Don’t undercut brownfields tax credit

Changes threaten renaissance of Gateway Cities

WHEN AN ENVIRONMENTAL remediation program has thrived for a quarter-century — converting abandoned industrial sites into engines of job creation that address the ravages of environmental contamination — turning our backs on that progress seems unwise.

Nevertheless, the state is on the precipice of making an unfortunate error in ending decades of success under the state’s Brownfields Tax Credit, first conceived in 1998. Proposed regulatory changes would render this thoroughly successful policy all but useless by muddying the rules with unnecessary red tape, increasing the complexity of financing tools, and throwing up new roadblocks to redevelopment and growth.

Historically, businesses and non-profits could receive tax credits through the program, which can offset state tax liabilities or be sold to a third party, as long as the remediation adheres to the environmental rules laid out by the state Department of Environmental Protection. Remediation projects are expensive, enormously beneficial for cities and towns, and a major tool in the state’s economic tool kit.

A 2014 study conducted by NAIOP, the Commercial Real Estate Development Association of Massachusetts, found that the brownfields tax credit program had resulted in $7.74 million in new state tax revenue for each credit dollar, and $13.56 million in direct and indirect new tax revenues.

Brownfields redevelopment has been a vital linchpin in the renaissance of Gateway Cities. Without the tax credits, many of these redevelopment projects — integral to the success stories of places like my hometown of Worcester — never would have happened. Jobs would not have come back, brownfields would not have turned green, and water systems would not have been cleaned up by the remediation measures.

As the federal Environmental Protection Agency puts it, “Cleaning up and reinvesting in these properties protects the environment, reduces blight, and takes development pressures off greenspaces and working lands.”

Historically bipartisan — a tax policy that lifts up communities in an environmentally sustainable and economically beneficial way — the brownfields tax credit program should be allowed to continue to prosper. Obfuscating the core mission would be devastating to cities and towns trying to redevelop former industrialized areas, which is a matter of survival in many municipalities.

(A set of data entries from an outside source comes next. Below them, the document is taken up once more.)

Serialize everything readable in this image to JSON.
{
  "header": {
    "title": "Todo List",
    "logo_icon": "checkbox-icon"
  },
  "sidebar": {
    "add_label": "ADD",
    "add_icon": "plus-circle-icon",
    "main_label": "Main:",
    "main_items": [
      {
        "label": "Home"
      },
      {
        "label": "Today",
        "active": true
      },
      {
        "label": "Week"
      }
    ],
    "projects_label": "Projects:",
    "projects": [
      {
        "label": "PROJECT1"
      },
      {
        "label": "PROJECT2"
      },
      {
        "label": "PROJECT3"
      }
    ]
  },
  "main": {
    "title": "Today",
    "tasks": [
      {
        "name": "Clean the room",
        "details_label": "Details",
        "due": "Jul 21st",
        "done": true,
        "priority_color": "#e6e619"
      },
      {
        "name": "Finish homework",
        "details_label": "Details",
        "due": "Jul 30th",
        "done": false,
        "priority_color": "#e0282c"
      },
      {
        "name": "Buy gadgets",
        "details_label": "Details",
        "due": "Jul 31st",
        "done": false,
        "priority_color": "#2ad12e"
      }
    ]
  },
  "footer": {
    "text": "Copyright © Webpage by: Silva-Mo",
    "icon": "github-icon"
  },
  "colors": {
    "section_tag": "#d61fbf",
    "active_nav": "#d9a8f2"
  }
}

The development and real estate communities have been frustrated by changes to the tax credit program that have resulted in applications’ initial processing times taking six months or significantly longer. Wait times for appeals have spiked as well. And the state’s Department of Revenue has begun the “claw back” process on tax credits that have already withstood the vetting process, been approved, and sold.

Obviously, these moves have been destabilizing and have had an understandable chilling effect — not just on the cleanup of a few vacant lots and the construction of some new buildings, but on the very real progress in racial, environmental, and economic justice the program has achieved over the years.

The slowdown in utilization of the program is concerning, and we’re grateful that Lt. Gov. Karyn Polito has convened stakeholders, including the Department of Revenue and the Department of Environmental Protection, to review the policy.

As a former lieutenant governor myself, and I’m sure Lt. Gov. Polito would say the same, I could travel around the state and point to neighborhoods whose futures have been rescued by programs like the brownfields tax credit.

In Lawrence, a site that had been contaminated by fuel oil storage and automotive work became the new home of the Prospect Iron and Steel Corporation, a family-owned company that had been displaced from its home of 87 years by eminent domain.

A vacant box mill in New Bedford became a sprawling greenhouse farm. A former parking lot in Boston’s South End now hosts a residential building, helping alleviate the housing crunch.

And in Worcester, the utilization of the brownfields tax credit has enabled us to clean up and repurpose scores of sites, which has helped position our city on its current upward trajectory.

Now is not the time for us to back off environmentally sound economic redevelopment. In fact, we should push harder, streamlining and expanding the program to encourage communities and developers to see the potential in converting a neighborhood eyesore into an environmentally healthy site of job creation and tax-base broadening.

Meet the Author

Tim Murray

President and CEO, Worcester Regional Chamber of Commerce
If a worthwhile approach to urban redevelopment has fallen prey to administrative inefficiencies or fraud perpetrated by a few bad actors looking to make a quick buck, we should fix those inefficiencies and hold any bad actors accountable. But it would be an egregious mistake to undermine the legislative intent and enormously successful economic development and environment track record of the brownfields tax credit program.

Tim Murray is the president and CEO of the Worcester Regional Chamber of Commerce.